*Problem to solve*
Restate each record word for word, omitting whatever pictures it holds.

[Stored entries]
________________________

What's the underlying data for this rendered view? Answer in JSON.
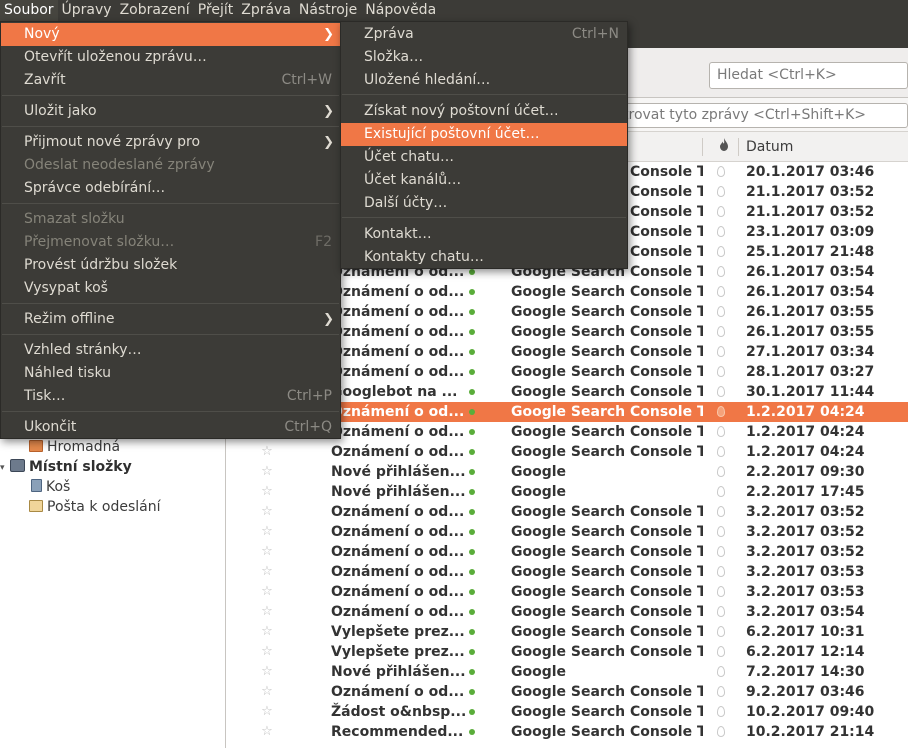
{
  "menubar": {
    "items": [
      "Soubor",
      "Úpravy",
      "Zobrazení",
      "Přejít",
      "Zpráva",
      "Nástroje",
      "Nápověda"
    ]
  },
  "file_menu": {
    "items": [
      {
        "label": "Nový",
        "submenu": true,
        "highlighted": true
      },
      {
        "label": "Otevřít uloženou zprávu…"
      },
      {
        "label": "Zavřít",
        "accel": "Ctrl+W"
      },
      {
        "label": "Uložit jako",
        "submenu": true
      },
      {
        "label": "Přijmout nové zprávy pro",
        "submenu": true
      },
      {
        "label": "Odeslat neodeslané zprávy",
        "disabled": true
      },
      {
        "label": "Správce odebírání…"
      },
      {
        "label": "Smazat složku",
        "disabled": true
      },
      {
        "label": "Přejmenovat složku…",
        "accel": "F2",
        "disabled": true
      },
      {
        "label": "Provést údržbu složek"
      },
      {
        "label": "Vysypat koš"
      },
      {
        "label": "Režim offline",
        "submenu": true
      },
      {
        "label": "Vzhled stránky…"
      },
      {
        "label": "Náhled tisku"
      },
      {
        "label": "Tisk…",
        "accel": "Ctrl+P"
      },
      {
        "label": "Ukončit",
        "accel": "Ctrl+Q"
      }
    ]
  },
  "new_submenu": {
    "items": [
      {
        "label": "Zpráva",
        "accel": "Ctrl+N"
      },
      {
        "label": "Složka…"
      },
      {
        "label": "Uložené hledání…"
      },
      {
        "label": "Získat nový poštovní účet…"
      },
      {
        "label": "Existující poštovní účet…",
        "highlighted": true
      },
      {
        "label": "Účet chatu…"
      },
      {
        "label": "Účet kanálů…"
      },
      {
        "label": "Další účty…"
      },
      {
        "label": "Kontakt…"
      },
      {
        "label": "Kontakty chatu…"
      }
    ]
  },
  "search": {
    "placeholder": "Hledat <Ctrl+K>"
  },
  "filter": {
    "placeholder": "trovat tyto zprávy <Ctrl+Shift+K>"
  },
  "columns": {
    "date": "Datum"
  },
  "folders": {
    "hromadna": "Hromadná",
    "local": "Místní složky",
    "trash": "Koš",
    "outbox": "Pošta k odeslání"
  },
  "messages": [
    {
      "subject": "",
      "correspondent": "Google Search Console T...",
      "date": "20.1.2017 03:46"
    },
    {
      "subject": "",
      "correspondent": "Google Search Console T...",
      "date": "21.1.2017 03:52"
    },
    {
      "subject": "",
      "correspondent": "Google Search Console T...",
      "date": "21.1.2017 03:52"
    },
    {
      "subject": "",
      "correspondent": "Google Search Console T...",
      "date": "23.1.2017 03:09"
    },
    {
      "subject": "",
      "correspondent": "Google Search Console T...",
      "date": "25.1.2017 21:48"
    },
    {
      "subject": "Oznámení o od...",
      "correspondent": "Google Search Console T...",
      "date": "26.1.2017 03:54"
    },
    {
      "subject": "Oznámení o od...",
      "correspondent": "Google Search Console T...",
      "date": "26.1.2017 03:54"
    },
    {
      "subject": "Oznámení o od...",
      "correspondent": "Google Search Console T...",
      "date": "26.1.2017 03:55"
    },
    {
      "subject": "Oznámení o od...",
      "correspondent": "Google Search Console T...",
      "date": "26.1.2017 03:55"
    },
    {
      "subject": "Oznámení o od...",
      "correspondent": "Google Search Console T...",
      "date": "27.1.2017 03:34"
    },
    {
      "subject": "Oznámení o od...",
      "correspondent": "Google Search Console T...",
      "date": "28.1.2017 03:27"
    },
    {
      "subject": "Googlebot na ...",
      "correspondent": "Google Search Console T...",
      "date": "30.1.2017 11:44"
    },
    {
      "subject": "Oznámení o od...",
      "correspondent": "Google Search Console T...",
      "date": "1.2.2017 04:24",
      "selected": true
    },
    {
      "subject": "Oznámení o od...",
      "correspondent": "Google Search Console T...",
      "date": "1.2.2017 04:24"
    },
    {
      "subject": "Oznámení o od...",
      "correspondent": "Google Search Console T...",
      "date": "1.2.2017 04:24"
    },
    {
      "subject": "Nové přihlášen...",
      "correspondent": "Google",
      "date": "2.2.2017 09:30"
    },
    {
      "subject": "Nové přihlášen...",
      "correspondent": "Google",
      "date": "2.2.2017 17:45"
    },
    {
      "subject": "Oznámení o od...",
      "correspondent": "Google Search Console T...",
      "date": "3.2.2017 03:52"
    },
    {
      "subject": "Oznámení o od...",
      "correspondent": "Google Search Console T...",
      "date": "3.2.2017 03:52"
    },
    {
      "subject": "Oznámení o od...",
      "correspondent": "Google Search Console T...",
      "date": "3.2.2017 03:52"
    },
    {
      "subject": "Oznámení o od...",
      "correspondent": "Google Search Console T...",
      "date": "3.2.2017 03:53"
    },
    {
      "subject": "Oznámení o od...",
      "correspondent": "Google Search Console T...",
      "date": "3.2.2017 03:53"
    },
    {
      "subject": "Oznámení o od...",
      "correspondent": "Google Search Console T...",
      "date": "3.2.2017 03:54"
    },
    {
      "subject": "Vylepšete prez...",
      "correspondent": "Google Search Console T...",
      "date": "6.2.2017 10:31"
    },
    {
      "subject": "Vylepšete prez...",
      "correspondent": "Google Search Console T...",
      "date": "6.2.2017 12:14"
    },
    {
      "subject": "Nové přihlášen...",
      "correspondent": "Google",
      "date": "7.2.2017 14:30"
    },
    {
      "subject": "Oznámení o od...",
      "correspondent": "Google Search Console T...",
      "date": "9.2.2017 03:46"
    },
    {
      "subject": "Žádost o&nbsp...",
      "correspondent": "Google Search Console T...",
      "date": "10.2.2017 09:40"
    },
    {
      "subject": "Recommended...",
      "correspondent": "Google Search Console T...",
      "date": "10.2.2017 21:14"
    }
  ]
}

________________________

*Answer for this exercise*
What's the underlying data for this rendered view? Answer in JSON.
{
  "menubar": {
    "items": [
      "Soubor",
      "Úpravy",
      "Zobrazení",
      "Přejít",
      "Zpráva",
      "Nástroje",
      "Nápověda"
    ]
  },
  "file_menu": {
    "items": [
      {
        "label": "Nový",
        "submenu": true,
        "highlighted": true
      },
      {
        "label": "Otevřít uloženou zprávu…"
      },
      {
        "label": "Zavřít",
        "accel": "Ctrl+W"
      },
      {
        "label": "Uložit jako",
        "submenu": true
      },
      {
        "label": "Přijmout nové zprávy pro",
        "submenu": true
      },
      {
        "label": "Odeslat neodeslané zprávy",
        "disabled": true
      },
      {
        "label": "Správce odebírání…"
      },
      {
        "label": "Smazat složku",
        "disabled": true
      },
      {
        "label": "Přejmenovat složku…",
        "accel": "F2",
        "disabled": true
      },
      {
        "label": "Provést údržbu složek"
      },
      {
        "label": "Vysypat koš"
      },
      {
        "label": "Režim offline",
        "submenu": true
      },
      {
        "label": "Vzhled stránky…"
      },
      {
        "label": "Náhled tisku"
      },
      {
        "label": "Tisk…",
        "accel": "Ctrl+P"
      },
      {
        "label": "Ukončit",
        "accel": "Ctrl+Q"
      }
    ]
  },
  "new_submenu": {
    "items": [
      {
        "label": "Zpráva",
        "accel": "Ctrl+N"
      },
      {
        "label": "Složka…"
      },
      {
        "label": "Uložené hledání…"
      },
      {
        "label": "Získat nový poštovní účet…"
      },
      {
        "label": "Existující poštovní účet…",
        "highlighted": true
      },
      {
        "label": "Účet chatu…"
      },
      {
        "label": "Účet kanálů…"
      },
      {
        "label": "Další účty…"
      },
      {
        "label": "Kontakt…"
      },
      {
        "label": "Kontakty chatu…"
      }
    ]
  },
  "search": {
    "placeholder": "Hledat <Ctrl+K>"
  },
  "filter": {
    "placeholder": "trovat tyto zprávy <Ctrl+Shift+K>"
  },
  "columns": {
    "date": "Datum"
  },
  "folders": {
    "hromadna": "Hromadná",
    "local": "Místní složky",
    "trash": "Koš",
    "outbox": "Pošta k odeslání"
  },
  "messages": [
    {
      "subject": "",
      "correspondent": "Google Search Console T...",
      "date": "20.1.2017 03:46"
    },
    {
      "subject": "",
      "correspondent": "Google Search Console T...",
      "date": "21.1.2017 03:52"
    },
    {
      "subject": "",
      "correspondent": "Google Search Console T...",
      "date": "21.1.2017 03:52"
    },
    {
      "subject": "",
      "correspondent": "Google Search Console T...",
      "date": "23.1.2017 03:09"
    },
    {
      "subject": "",
      "correspondent": "Google Search Console T...",
      "date": "25.1.2017 21:48"
    },
    {
      "subject": "Oznámení o od...",
      "correspondent": "Google Search Console T...",
      "date": "26.1.2017 03:54"
    },
    {
      "subject": "Oznámení o od...",
      "correspondent": "Google Search Console T...",
      "date": "26.1.2017 03:54"
    },
    {
      "subject": "Oznámení o od...",
      "correspondent": "Google Search Console T...",
      "date": "26.1.2017 03:55"
    },
    {
      "subject": "Oznámení o od...",
      "correspondent": "Google Search Console T...",
      "date": "26.1.2017 03:55"
    },
    {
      "subject": "Oznámení o od...",
      "correspondent": "Google Search Console T...",
      "date": "27.1.2017 03:34"
    },
    {
      "subject": "Oznámení o od...",
      "correspondent": "Google Search Console T...",
      "date": "28.1.2017 03:27"
    },
    {
      "subject": "Googlebot na ...",
      "correspondent": "Google Search Console T...",
      "date": "30.1.2017 11:44"
    },
    {
      "subject": "Oznámení o od...",
      "correspondent": "Google Search Console T...",
      "date": "1.2.2017 04:24",
      "selected": true
    },
    {
      "subject": "Oznámení o od...",
      "correspondent": "Google Search Console T...",
      "date": "1.2.2017 04:24"
    },
    {
      "subject": "Oznámení o od...",
      "correspondent": "Google Search Console T...",
      "date": "1.2.2017 04:24"
    },
    {
      "subject": "Nové přihlášen...",
      "correspondent": "Google",
      "date": "2.2.2017 09:30"
    },
    {
      "subject": "Nové přihlášen...",
      "correspondent": "Google",
      "date": "2.2.2017 17:45"
    },
    {
      "subject": "Oznámení o od...",
      "correspondent": "Google Search Console T...",
      "date": "3.2.2017 03:52"
    },
    {
      "subject": "Oznámení o od...",
      "correspondent": "Google Search Console T...",
      "date": "3.2.2017 03:52"
    },
    {
      "subject": "Oznámení o od...",
      "correspondent": "Google Search Console T...",
      "date": "3.2.2017 03:52"
    },
    {
      "subject": "Oznámení o od...",
      "correspondent": "Google Search Console T...",
      "date": "3.2.2017 03:53"
    },
    {
      "subject": "Oznámení o od...",
      "correspondent": "Google Search Console T...",
      "date": "3.2.2017 03:53"
    },
    {
      "subject": "Oznámení o od...",
      "correspondent": "Google Search Console T...",
      "date": "3.2.2017 03:54"
    },
    {
      "subject": "Vylepšete prez...",
      "correspondent": "Google Search Console T...",
      "date": "6.2.2017 10:31"
    },
    {
      "subject": "Vylepšete prez...",
      "correspondent": "Google Search Console T...",
      "date": "6.2.2017 12:14"
    },
    {
      "subject": "Nové přihlášen...",
      "correspondent": "Google",
      "date": "7.2.2017 14:30"
    },
    {
      "subject": "Oznámení o od...",
      "correspondent": "Google Search Console T...",
      "date": "9.2.2017 03:46"
    },
    {
      "subject": "Žádost o&nbsp...",
      "correspondent": "Google Search Console T...",
      "date": "10.2.2017 09:40"
    },
    {
      "subject": "Recommended...",
      "correspondent": "Google Search Console T...",
      "date": "10.2.2017 21:14"
    }
  ]
}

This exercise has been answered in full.